* **What is needed**
Scan the entries below. List each line with "Organization".

* **Data listing**
[Start of Attachment]

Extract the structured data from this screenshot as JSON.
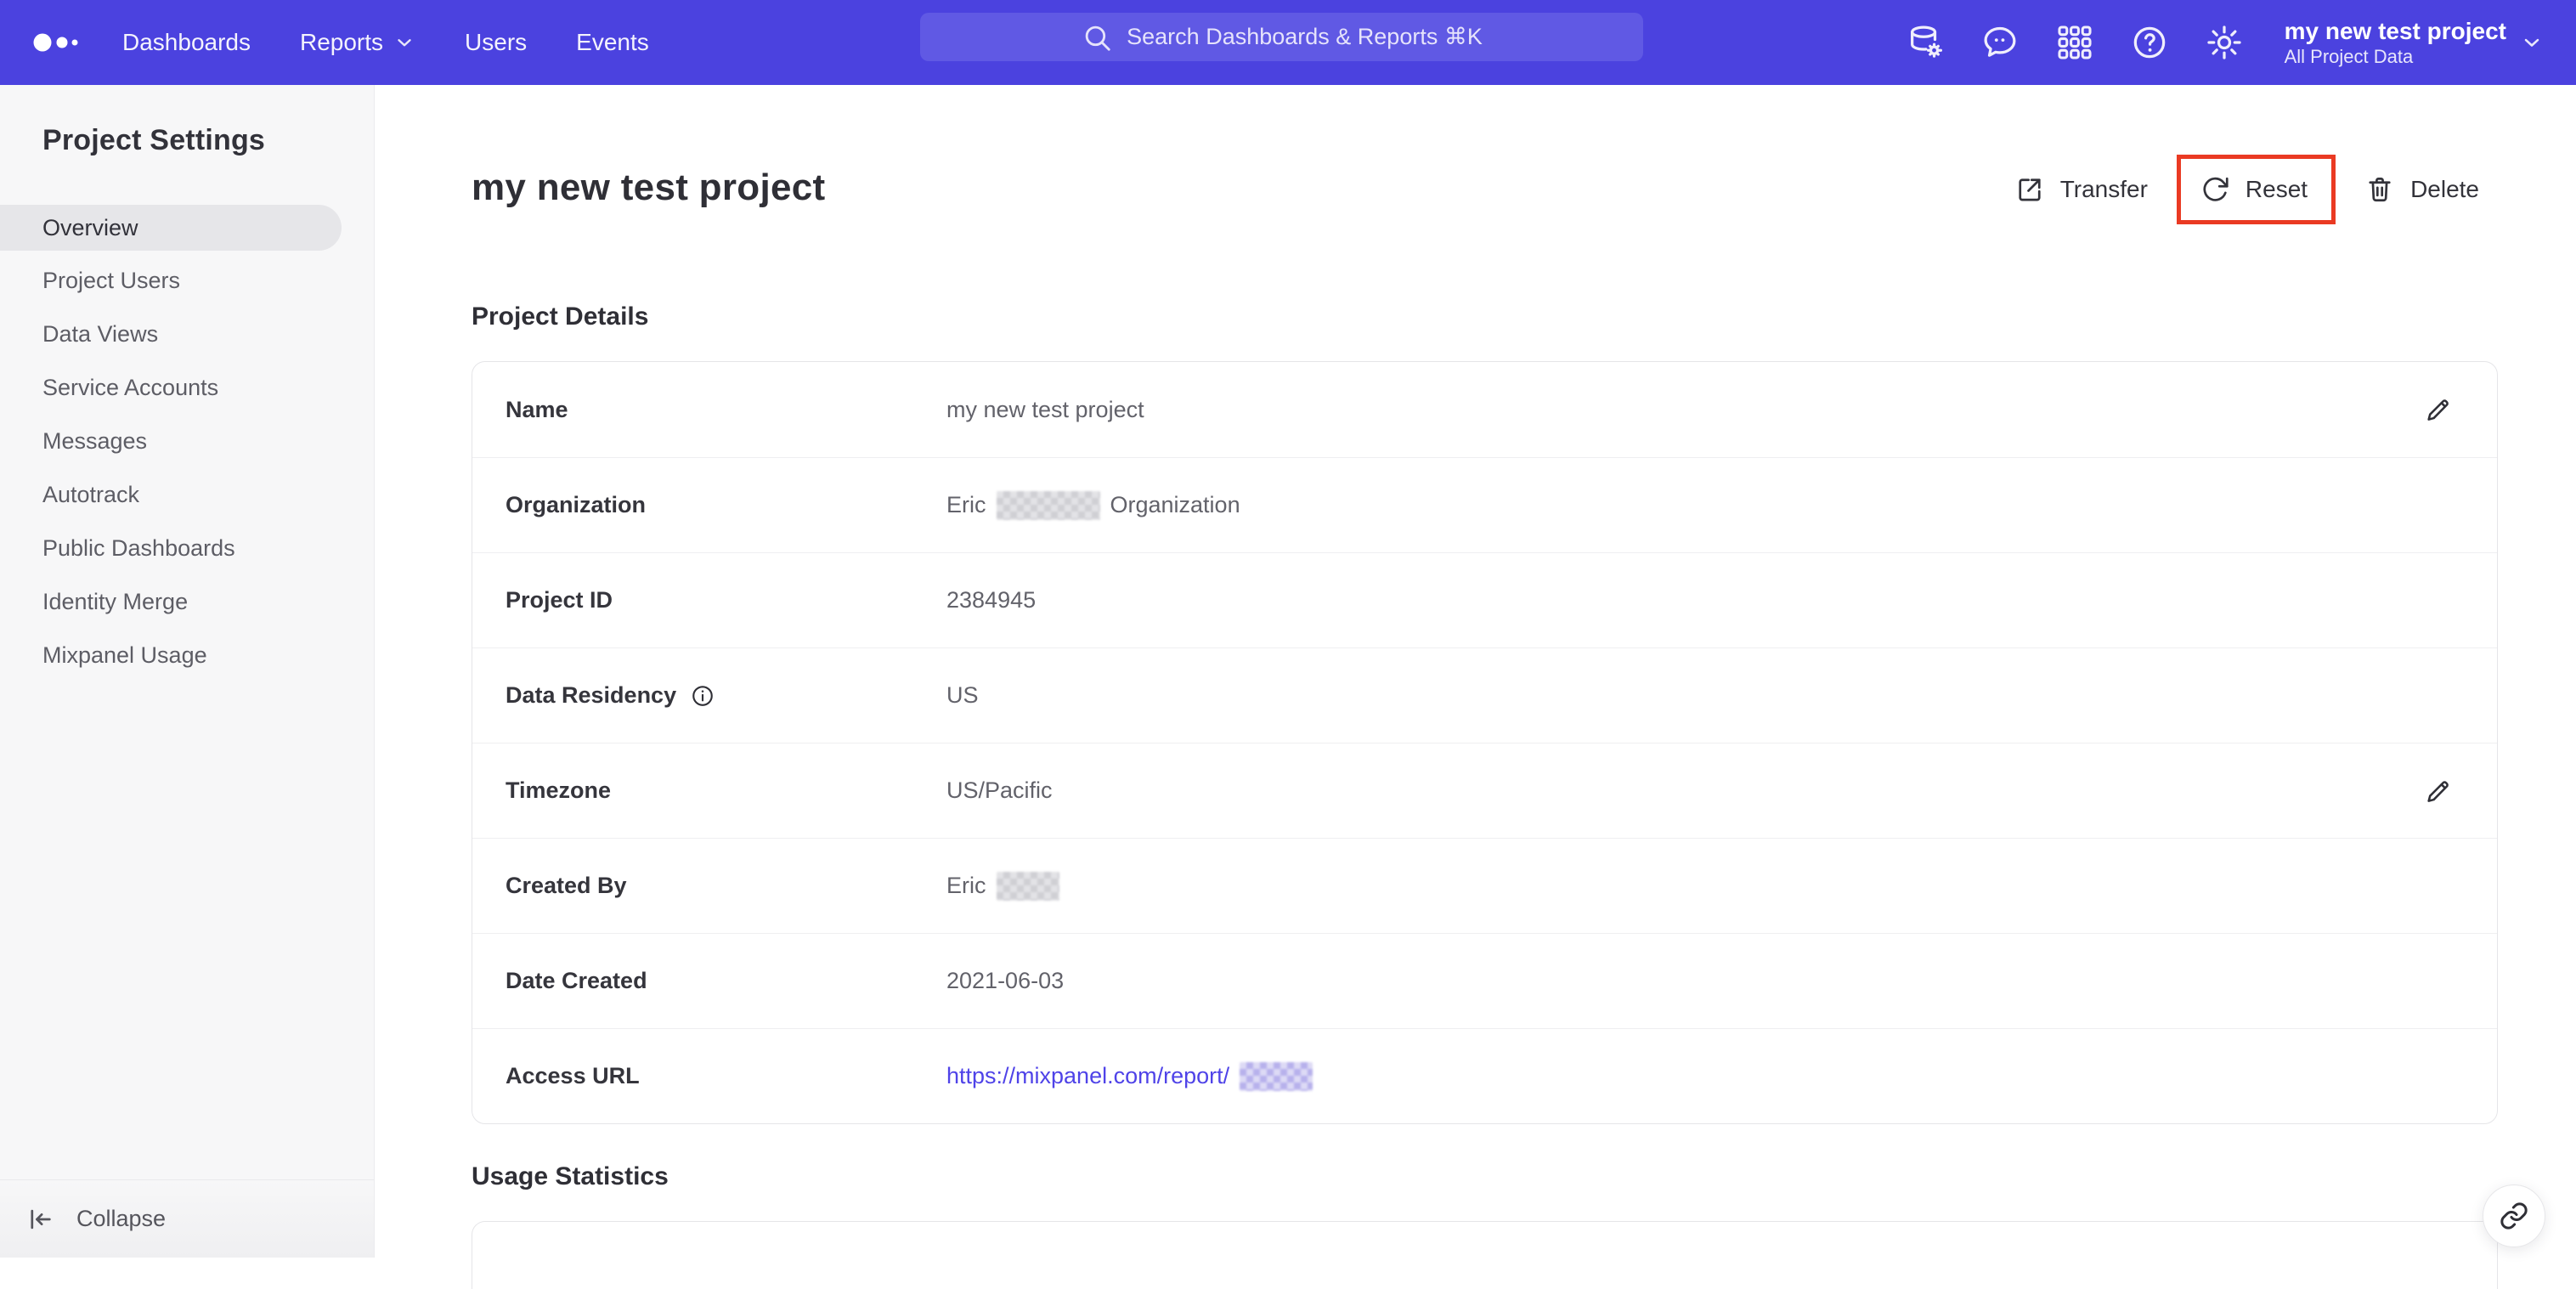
{
  "topnav": {
    "logo_icon": "mixpanel-logo-dots",
    "items": [
      {
        "label": "Dashboards",
        "has_chevron": false
      },
      {
        "label": "Reports",
        "has_chevron": true
      },
      {
        "label": "Users",
        "has_chevron": false
      },
      {
        "label": "Events",
        "has_chevron": false
      }
    ],
    "search": {
      "placeholder": "Search Dashboards & Reports ⌘K"
    },
    "icon_buttons": [
      "data-management-icon",
      "messages-icon",
      "apps-grid-icon",
      "help-icon",
      "settings-gear-icon"
    ],
    "project_switcher": {
      "project_name": "my new test project",
      "scope": "All Project Data"
    }
  },
  "sidebar": {
    "title": "Project Settings",
    "items": [
      {
        "label": "Overview",
        "active": true
      },
      {
        "label": "Project Users",
        "active": false
      },
      {
        "label": "Data Views",
        "active": false
      },
      {
        "label": "Service Accounts",
        "active": false
      },
      {
        "label": "Messages",
        "active": false
      },
      {
        "label": "Autotrack",
        "active": false
      },
      {
        "label": "Public Dashboards",
        "active": false
      },
      {
        "label": "Identity Merge",
        "active": false
      },
      {
        "label": "Mixpanel Usage",
        "active": false
      }
    ],
    "collapse_label": "Collapse"
  },
  "main": {
    "page_title": "my new test project",
    "actions": {
      "transfer_label": "Transfer",
      "reset_label": "Reset",
      "delete_label": "Delete"
    },
    "details_heading": "Project Details",
    "details_rows": [
      {
        "label": "Name",
        "value": "my new test project",
        "editable": true
      },
      {
        "label": "Organization",
        "value_prefix": "Eric",
        "value_suffix": "Organization",
        "redacted": true
      },
      {
        "label": "Project ID",
        "value": "2384945"
      },
      {
        "label": "Data Residency",
        "value": "US",
        "has_info_icon": true
      },
      {
        "label": "Timezone",
        "value": "US/Pacific",
        "editable": true
      },
      {
        "label": "Created By",
        "value_prefix": "Eric",
        "redacted": true
      },
      {
        "label": "Date Created",
        "value": "2021-06-03"
      },
      {
        "label": "Access URL",
        "link_prefix": "https://mixpanel.com/report/",
        "redacted": true
      }
    ],
    "usage_heading": "Usage Statistics"
  },
  "annotation": {
    "highlighted_action": "Reset",
    "color": "#ea3a23"
  },
  "colors": {
    "nav_bg": "#4b42df",
    "search_bg": "#6059e4",
    "sidebar_bg": "#f7f7f8",
    "active_item_bg": "#e6e6e9",
    "link": "#4f43e8",
    "text_dark": "#32323a",
    "text_gray": "#62626a",
    "annotation_red": "#ea3a23"
  }
}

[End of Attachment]

* **Task response**
        "label": "Organization",
        "value_suffix": "Organization",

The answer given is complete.